Celebrating international students at U of T
Aditya Shankar, a third-year electrical engineering student on exchange from the Indian Institute of Technology Bombay, had the option to study almost anywhere in the world. He chose U of T Engineering for its high ranking, reputation for research excellence and a chance to immerse himself in the local culture.
Shankar was one of more than 80 international students attending a welcome breakfast for international exchange students on September 27.
“I’ve cherished the people I’ve met, so far, here at U of T,” said Shankar. “Here, I’m able to compare cultures, learn about different perspectives and compile new experiences.”
The Faculty of Applied Science & Engineering is hosting more than 45 international exchange students, plus 280 from Brazil’s Science Without Borders program, which sends Brazilian university students to study at top universities worldwide.
U of T Engineering was the top program choice among Science Without Borders applicants for this fall.
“Enjoy this exciting opportunity to study at Canada’s top Engineering Faculty, one of the very best in the world,” said Cristina Amon, dean, Faculty of Applied Science & Engineering in her opening remarks. “You have come to one of the world’s most cosmopolitan cities, where 50 per cent of Torontonians were born outside of Canada. We hope you will find your experience with us enriching, as we are enriched by having you amongst us.”
“You have chosen to invest in yourself, here at the engineering faculty in one of Canada’s pre-eminent institutions,” added Judith Wolfson, vice-president, University Relations for University of Toronto. “Our strength is a testament to the quality of students like you and your willingness to share your experience and your ideas with us."
Participants in U of T’s expansive international exchange program partner with more than 130 universities around the world to provide immersive, global perspectives to students.
Chemical engineering student Danielly Pierozan Cortes, from Brazil’s Universidade Federal de Alagoas, enjoyed her Science Without Borders experience so much, she decided to extend her exchange by another year.
“U of T has a great reputation for both research and academics,” she said. “Plus, it’s so beautiful!”
Pierozan Cortes’ enthusiasm for her exchange experience has led her to help other students explore similar global opportunities through U of T’s AIESEC chapter, which aims to promote global understanding through leadership development and international exchange.
When she arrived last September her interest was in petroleum engineering but thanks to a research position with Professor H.N. Tran at U of T’s Pulp and Paper Centre, Pierozan has switched her focus.
“My professors at U of T work with researchers and industry in Brazil, so I know I am getting experience here that will directly help me at home,” she said.

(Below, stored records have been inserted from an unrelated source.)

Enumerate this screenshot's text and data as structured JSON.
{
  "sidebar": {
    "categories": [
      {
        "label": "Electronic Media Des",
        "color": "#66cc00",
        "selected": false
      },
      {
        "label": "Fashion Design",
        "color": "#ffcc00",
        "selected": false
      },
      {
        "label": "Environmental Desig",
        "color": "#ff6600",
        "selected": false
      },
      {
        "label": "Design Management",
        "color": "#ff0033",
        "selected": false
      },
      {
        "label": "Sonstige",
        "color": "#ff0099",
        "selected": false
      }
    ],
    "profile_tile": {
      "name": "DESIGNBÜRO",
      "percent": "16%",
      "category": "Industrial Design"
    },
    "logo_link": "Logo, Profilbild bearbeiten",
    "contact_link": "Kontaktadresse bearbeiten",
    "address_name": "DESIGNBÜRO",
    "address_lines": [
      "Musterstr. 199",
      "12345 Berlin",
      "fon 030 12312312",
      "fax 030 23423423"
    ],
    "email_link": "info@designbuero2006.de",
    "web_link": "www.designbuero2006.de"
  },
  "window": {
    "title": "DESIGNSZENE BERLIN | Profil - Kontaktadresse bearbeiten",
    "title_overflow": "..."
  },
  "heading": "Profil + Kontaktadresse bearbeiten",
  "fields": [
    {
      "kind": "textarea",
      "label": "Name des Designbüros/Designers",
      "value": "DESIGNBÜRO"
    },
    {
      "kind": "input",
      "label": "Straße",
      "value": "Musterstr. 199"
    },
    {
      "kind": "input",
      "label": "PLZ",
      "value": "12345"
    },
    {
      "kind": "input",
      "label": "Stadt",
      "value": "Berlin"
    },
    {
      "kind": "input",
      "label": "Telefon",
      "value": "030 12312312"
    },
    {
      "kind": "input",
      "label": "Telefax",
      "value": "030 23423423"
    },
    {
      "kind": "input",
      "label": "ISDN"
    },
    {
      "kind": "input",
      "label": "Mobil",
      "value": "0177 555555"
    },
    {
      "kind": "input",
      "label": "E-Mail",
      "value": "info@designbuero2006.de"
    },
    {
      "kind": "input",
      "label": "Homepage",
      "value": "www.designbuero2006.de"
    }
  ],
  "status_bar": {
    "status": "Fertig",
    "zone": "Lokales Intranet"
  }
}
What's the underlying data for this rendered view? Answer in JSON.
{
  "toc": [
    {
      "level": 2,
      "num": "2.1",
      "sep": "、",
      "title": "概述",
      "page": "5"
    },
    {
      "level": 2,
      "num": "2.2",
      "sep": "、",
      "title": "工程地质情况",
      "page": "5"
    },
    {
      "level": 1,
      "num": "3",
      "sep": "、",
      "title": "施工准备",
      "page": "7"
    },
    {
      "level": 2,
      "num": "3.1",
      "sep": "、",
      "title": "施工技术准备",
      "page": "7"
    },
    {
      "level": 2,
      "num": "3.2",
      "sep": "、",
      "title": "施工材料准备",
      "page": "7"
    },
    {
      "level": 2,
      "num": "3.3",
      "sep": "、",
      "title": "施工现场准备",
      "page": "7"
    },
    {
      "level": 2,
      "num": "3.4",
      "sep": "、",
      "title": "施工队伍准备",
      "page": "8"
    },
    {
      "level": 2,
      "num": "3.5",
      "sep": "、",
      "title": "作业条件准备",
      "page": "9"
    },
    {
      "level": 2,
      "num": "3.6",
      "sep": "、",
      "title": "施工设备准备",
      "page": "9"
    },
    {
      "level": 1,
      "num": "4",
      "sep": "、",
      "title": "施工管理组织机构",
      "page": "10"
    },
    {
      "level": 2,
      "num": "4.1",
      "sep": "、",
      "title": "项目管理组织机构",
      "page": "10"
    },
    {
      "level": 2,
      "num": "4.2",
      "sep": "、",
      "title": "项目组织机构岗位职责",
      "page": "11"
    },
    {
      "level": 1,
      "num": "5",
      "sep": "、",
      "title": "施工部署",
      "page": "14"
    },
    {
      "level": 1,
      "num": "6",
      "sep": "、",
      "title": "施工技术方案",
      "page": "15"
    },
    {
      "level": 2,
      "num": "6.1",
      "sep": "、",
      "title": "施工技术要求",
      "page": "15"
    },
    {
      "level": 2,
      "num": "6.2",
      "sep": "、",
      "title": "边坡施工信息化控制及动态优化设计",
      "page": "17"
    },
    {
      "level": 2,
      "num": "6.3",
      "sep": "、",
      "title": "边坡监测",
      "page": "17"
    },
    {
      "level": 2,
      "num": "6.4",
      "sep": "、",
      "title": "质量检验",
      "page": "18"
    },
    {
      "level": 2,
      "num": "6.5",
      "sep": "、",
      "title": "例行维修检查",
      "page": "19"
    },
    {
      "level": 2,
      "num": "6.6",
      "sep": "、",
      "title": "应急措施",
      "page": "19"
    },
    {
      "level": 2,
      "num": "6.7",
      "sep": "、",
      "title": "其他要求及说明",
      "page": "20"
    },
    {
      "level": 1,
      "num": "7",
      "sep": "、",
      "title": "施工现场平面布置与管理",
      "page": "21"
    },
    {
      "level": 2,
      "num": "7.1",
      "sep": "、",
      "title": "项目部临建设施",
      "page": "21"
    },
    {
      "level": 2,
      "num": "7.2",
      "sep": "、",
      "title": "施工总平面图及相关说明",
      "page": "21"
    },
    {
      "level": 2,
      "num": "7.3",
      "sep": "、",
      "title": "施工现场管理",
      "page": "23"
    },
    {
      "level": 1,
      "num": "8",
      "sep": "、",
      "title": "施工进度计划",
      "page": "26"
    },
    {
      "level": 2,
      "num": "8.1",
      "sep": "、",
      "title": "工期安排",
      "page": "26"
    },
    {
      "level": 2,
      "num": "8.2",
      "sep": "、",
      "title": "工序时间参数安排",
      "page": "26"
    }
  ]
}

Civil engineering student Anke Wetser arrived to Toronto from the Netherlands only a month ago but has already engaged herself in all the city has to offer, from attending Blue Jays games to picnics at the Toronto Islands and exploring the city on her bicycle.
“I wanted an opportunity to experience more of the world,” said Wetser of her motivation for coming to U of T.
In addition to expanding her cultural horizons, Wetser is broadening her academic pursuits.
“At my home university, Technical University Delft, I studied core areas of civil engineering. Here at U of T, I am taking courses in environmental engineering, energy systems and engineering economics.”
Wetser has yet to settle on a career path, but she knows the experiences she is gaining while at U of T Engineering will open doors.
“I already feel much more self-confident,” she said.
Adam Fox is a writer with the Faculty of Applied Science & Engineering.